What is expected:
Scan the following material for the string "topics" and copy each line in which it appears.

Excerpted records:
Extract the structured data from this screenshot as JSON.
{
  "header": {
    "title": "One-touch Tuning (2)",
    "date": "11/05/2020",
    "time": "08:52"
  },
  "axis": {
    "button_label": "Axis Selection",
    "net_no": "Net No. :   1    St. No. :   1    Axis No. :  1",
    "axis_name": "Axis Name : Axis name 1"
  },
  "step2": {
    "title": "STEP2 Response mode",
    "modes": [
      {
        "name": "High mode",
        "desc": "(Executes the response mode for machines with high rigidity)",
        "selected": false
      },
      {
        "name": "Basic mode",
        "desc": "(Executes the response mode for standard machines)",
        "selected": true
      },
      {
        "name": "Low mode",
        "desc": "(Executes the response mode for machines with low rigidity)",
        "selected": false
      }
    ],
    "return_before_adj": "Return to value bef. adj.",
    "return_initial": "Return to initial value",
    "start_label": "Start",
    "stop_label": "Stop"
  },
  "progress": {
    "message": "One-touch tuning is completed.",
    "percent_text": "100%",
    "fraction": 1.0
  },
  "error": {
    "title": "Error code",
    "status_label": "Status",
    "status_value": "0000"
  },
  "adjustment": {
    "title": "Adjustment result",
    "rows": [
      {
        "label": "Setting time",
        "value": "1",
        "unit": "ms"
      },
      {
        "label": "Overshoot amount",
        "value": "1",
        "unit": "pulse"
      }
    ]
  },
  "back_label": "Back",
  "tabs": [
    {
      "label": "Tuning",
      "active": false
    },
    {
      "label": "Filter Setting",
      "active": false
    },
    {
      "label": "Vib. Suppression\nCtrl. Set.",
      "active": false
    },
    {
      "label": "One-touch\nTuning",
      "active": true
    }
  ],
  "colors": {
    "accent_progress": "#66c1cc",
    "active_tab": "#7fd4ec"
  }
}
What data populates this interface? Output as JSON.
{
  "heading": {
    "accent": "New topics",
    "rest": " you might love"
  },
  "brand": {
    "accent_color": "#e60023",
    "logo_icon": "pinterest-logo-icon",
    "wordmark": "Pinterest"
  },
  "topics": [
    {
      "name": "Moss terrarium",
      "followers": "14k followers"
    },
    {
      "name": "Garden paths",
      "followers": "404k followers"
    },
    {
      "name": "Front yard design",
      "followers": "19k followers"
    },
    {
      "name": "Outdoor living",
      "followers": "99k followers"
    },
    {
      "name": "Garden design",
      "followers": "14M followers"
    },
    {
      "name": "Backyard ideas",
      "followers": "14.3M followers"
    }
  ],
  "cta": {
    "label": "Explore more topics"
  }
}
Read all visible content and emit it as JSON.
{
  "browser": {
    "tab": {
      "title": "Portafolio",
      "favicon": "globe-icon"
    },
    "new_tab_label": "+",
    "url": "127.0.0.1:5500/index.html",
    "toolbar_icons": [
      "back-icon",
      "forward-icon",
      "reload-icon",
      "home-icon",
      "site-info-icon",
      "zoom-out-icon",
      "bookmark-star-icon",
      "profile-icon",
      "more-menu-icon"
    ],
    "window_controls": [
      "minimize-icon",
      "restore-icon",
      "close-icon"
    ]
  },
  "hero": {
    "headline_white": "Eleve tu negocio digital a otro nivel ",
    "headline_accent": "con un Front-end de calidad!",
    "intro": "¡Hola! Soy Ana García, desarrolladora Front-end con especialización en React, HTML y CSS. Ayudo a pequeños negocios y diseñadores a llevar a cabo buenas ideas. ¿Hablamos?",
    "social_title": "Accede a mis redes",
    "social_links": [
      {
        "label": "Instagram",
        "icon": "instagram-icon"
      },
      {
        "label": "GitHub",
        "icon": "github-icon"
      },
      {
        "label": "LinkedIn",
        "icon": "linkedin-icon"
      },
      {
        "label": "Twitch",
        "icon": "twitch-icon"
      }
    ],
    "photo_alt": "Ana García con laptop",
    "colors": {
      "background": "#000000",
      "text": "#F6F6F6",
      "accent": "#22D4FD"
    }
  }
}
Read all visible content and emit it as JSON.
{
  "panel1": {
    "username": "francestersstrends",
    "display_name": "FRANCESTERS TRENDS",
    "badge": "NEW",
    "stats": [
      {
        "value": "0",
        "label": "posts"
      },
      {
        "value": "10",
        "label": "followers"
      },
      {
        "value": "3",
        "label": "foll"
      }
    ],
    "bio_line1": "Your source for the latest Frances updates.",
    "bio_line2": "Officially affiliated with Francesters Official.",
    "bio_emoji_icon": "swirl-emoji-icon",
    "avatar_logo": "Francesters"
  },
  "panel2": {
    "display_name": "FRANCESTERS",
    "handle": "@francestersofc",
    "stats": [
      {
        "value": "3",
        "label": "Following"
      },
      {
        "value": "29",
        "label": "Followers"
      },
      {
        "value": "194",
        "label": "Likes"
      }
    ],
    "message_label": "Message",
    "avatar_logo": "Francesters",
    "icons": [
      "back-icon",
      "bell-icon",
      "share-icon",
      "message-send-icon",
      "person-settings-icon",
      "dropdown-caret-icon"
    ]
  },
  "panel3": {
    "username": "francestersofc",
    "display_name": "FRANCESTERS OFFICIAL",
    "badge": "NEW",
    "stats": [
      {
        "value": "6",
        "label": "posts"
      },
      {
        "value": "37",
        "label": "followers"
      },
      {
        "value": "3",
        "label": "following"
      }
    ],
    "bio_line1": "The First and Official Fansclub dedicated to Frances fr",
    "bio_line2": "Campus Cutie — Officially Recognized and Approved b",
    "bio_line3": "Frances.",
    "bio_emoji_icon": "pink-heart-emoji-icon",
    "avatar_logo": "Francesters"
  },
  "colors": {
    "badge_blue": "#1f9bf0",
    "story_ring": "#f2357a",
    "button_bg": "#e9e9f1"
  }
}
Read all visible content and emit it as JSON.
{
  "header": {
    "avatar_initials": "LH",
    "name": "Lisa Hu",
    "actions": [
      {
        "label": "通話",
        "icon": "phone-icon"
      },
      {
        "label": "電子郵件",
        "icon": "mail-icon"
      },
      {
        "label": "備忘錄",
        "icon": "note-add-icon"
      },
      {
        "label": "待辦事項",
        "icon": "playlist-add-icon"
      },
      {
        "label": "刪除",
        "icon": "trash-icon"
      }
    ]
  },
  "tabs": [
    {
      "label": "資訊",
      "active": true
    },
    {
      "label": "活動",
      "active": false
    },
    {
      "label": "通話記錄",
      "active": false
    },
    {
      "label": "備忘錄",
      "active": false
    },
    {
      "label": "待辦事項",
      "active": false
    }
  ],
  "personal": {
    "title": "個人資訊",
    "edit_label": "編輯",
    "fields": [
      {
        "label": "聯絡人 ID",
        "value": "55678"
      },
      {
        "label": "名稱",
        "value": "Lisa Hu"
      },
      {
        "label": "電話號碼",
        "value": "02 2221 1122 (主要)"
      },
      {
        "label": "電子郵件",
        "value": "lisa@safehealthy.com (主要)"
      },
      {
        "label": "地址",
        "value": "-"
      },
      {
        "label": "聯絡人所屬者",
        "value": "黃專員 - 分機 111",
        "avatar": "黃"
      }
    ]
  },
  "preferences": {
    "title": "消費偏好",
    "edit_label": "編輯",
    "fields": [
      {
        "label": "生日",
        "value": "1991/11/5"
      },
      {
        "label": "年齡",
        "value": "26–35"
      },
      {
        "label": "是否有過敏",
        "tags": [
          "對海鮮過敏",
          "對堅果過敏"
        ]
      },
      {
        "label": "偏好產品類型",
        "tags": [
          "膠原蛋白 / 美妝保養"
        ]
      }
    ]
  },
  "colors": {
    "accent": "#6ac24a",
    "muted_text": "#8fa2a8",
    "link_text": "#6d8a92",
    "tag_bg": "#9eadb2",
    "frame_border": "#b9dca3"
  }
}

Finished task:
    "accent": "New topics",
  "topics": [
    "label": "Explore more topics"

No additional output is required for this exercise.